In response to last night’s State of the Union address, Aspen Institute program directors are reacting to President Barack Obama’s promises to tackle some of the biggest issues facing the nation today. Below, Erin Bailey, director of the Center for Native American Youth at the Aspen Institute, explains how the president’s policy announcements will affect Indian Country — and what more can be done.
President Obama’s State of the Union discussed many important success stories and challenges facing our nation and its future generations. In many cases, the issues he discussed are experienced even more harshly for our country’s First Americans — those living on Indian reservations and urban Indian communities across the country. This is especially true for Native American children.
President Obama said last night that “no one who works full-time should ever have to raise a family in poverty.” The rate of poverty for Native American children in 2010 was 28 percent. It is estimated that 12 percent of Native Americans are homeless, even though they only make up 1 percent of the population. Recent reports show that 13 percent of homes in Indian Country lack safe drinking water and proper waste removal systems. Thus, in addition to President Obama’s goals to combat poverty, prioritization of basic needs, including safe and adequate housing and communities, is most certainly a priority for Indian Country.
Last night we heard a strong emphasis on education and health care, and improving those systems for our country’s children.
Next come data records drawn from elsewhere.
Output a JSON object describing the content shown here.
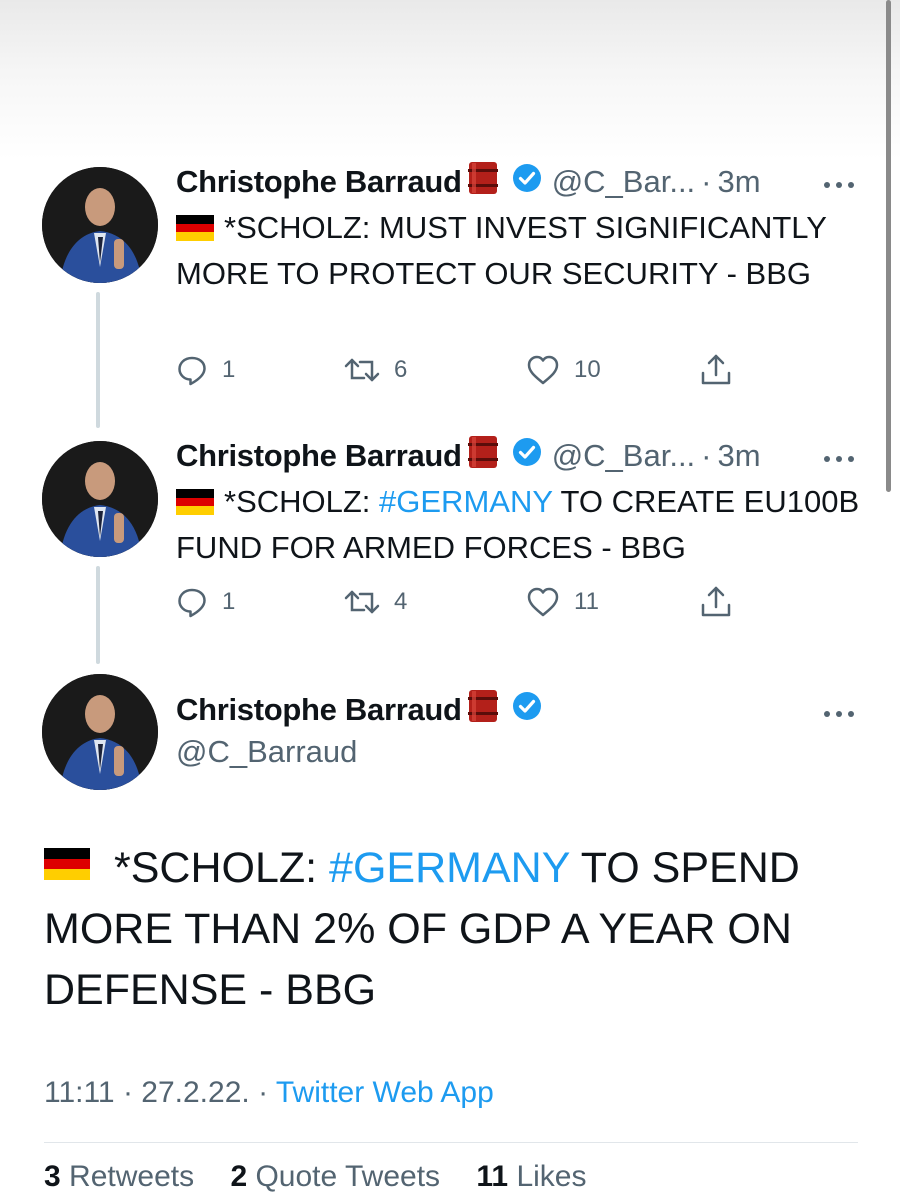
{
  "author": {
    "name": "Christophe Barraud",
    "handle_short": "@C_Bar...",
    "handle": "@C_Barraud"
  },
  "tweets": [
    {
      "time": "3m",
      "text_before": "*SCHOLZ: MUST INVEST SIGNIFICANTLY MORE TO PROTECT OUR SECURITY - BBG",
      "hashtag": "",
      "text_after": "",
      "replies": "1",
      "retweets": "6",
      "likes": "10"
    },
    {
      "time": "3m",
      "text_before": "*SCHOLZ: ",
      "hashtag": "#GERMANY",
      "text_after": " TO CREATE EU100B FUND FOR ARMED FORCES - BBG",
      "replies": "1",
      "retweets": "4",
      "likes": "11"
    }
  ],
  "main_tweet": {
    "text_before": "*SCHOLZ: ",
    "hashtag": "#GERMANY",
    "text_after": " TO SPEND MORE THAN 2% OF GDP A YEAR ON DEFENSE - BBG",
    "time": "11:11",
    "date": "27.2.22.",
    "source": "Twitter Web App"
  },
  "stats": {
    "retweets_count": "3",
    "retweets_label": "Retweets",
    "quotes_count": "2",
    "quotes_label": "Quote Tweets",
    "likes_count": "11",
    "likes_label": "Likes"
  },
  "colors": {
    "link": "#1d9bf0",
    "muted": "#536471",
    "verified": "#1d9bf0"
  },
  "icons": [
    "more-icon",
    "reply-icon",
    "retweet-icon",
    "like-icon",
    "share-icon",
    "verified-badge-icon",
    "oil-barrel-icon",
    "germany-flag-icon"
  ]
}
These priorities are critical and central to the challenges the Center for Native American Youth hears from Native American children through our outreach to Indian Country.
President Obama emphasized health care and how important it is to pass health care reform. The positive effects of health care reform are felt in Indian Country. In addition to the extensions of health care coverage for Native American youth until 26 years of age and the end of lifetime caps, the Affordable Care Act permanently reauthorized the Indian Health Care Improvement Act, which authorizes the services for which our federal government has a trust responsibility to provide to Native Americans. This legislation had languished for 19 years, but under President Obama’s leadership, critical updates were finally made to the Indian health system. The importance of this cannot be overstated, as Native American youth are at a higher risk for many diseases and health care challenges. Perhaps the most tragic example is the fact that suicide for Native American children is two-and-a-half times the national rate, with far too many tribal communities experiencing rates at 10 times the national average.
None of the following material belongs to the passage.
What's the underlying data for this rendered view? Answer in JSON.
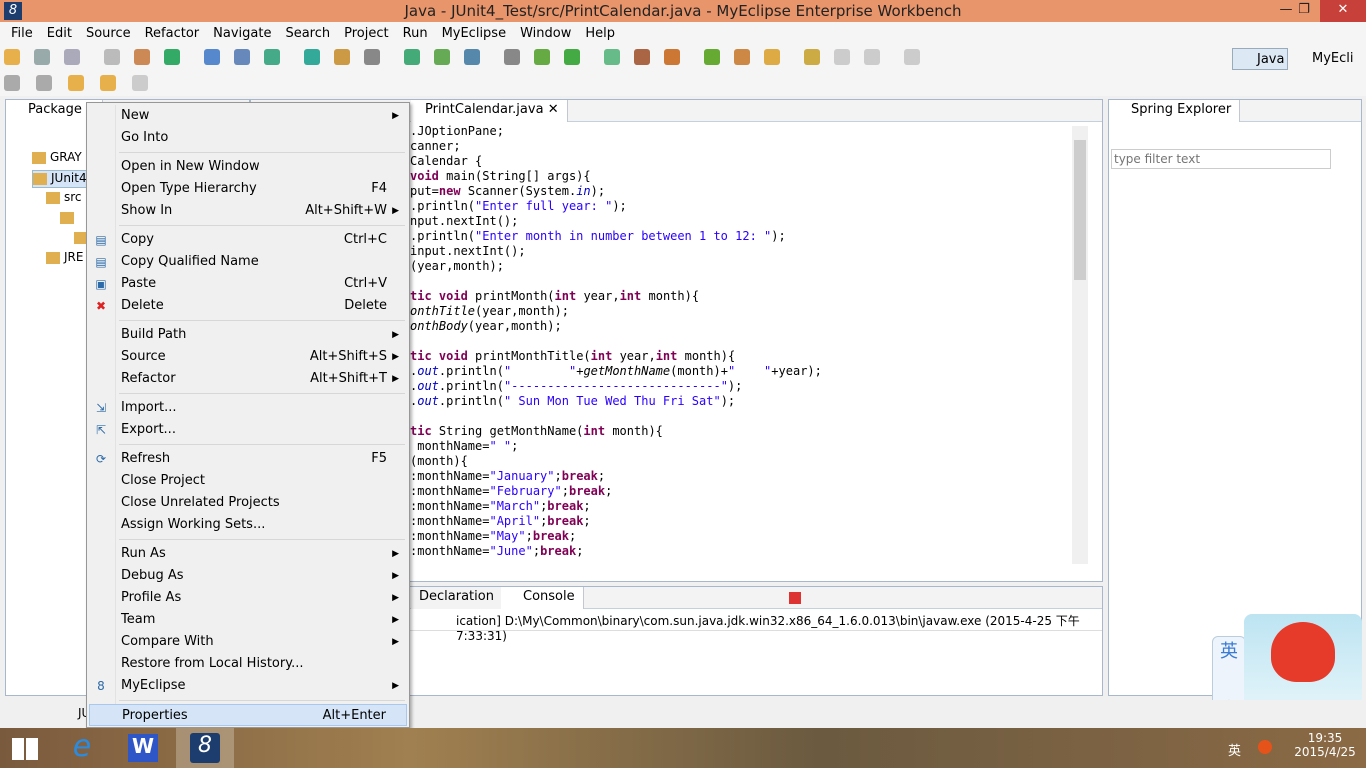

Despite gains, important needs in other areas still remain. Over the last decade, high school graduation rates increased for every racial and ethnic group except Native American children, where graduation rates are only 51 percent, and more than 10 percent fewer Native American students graduate with an undergraduate degree, compared with the general population.
The president told several inspiring stories last night; stories of young leaders overcoming challenges in health care access, employment, and economic development, and many more critical areas. These inspirational stories extend into Indian Country, as well. While Native American youth face many challenges, it is also true that there are thousands of young people who overcome obstacles and serve as sources of hope for their tribal nations and the United States as a whole. The CNAY’s Champions for Change program is a youth leadership initiative designed to highlight the positive stories and promote hope in Indian Country. Much like President Obama did for many Americans last night — as one Native American youth put it — CNAY and Champions for Change gives youth “more motivation to do more for my community and… gain a voice.”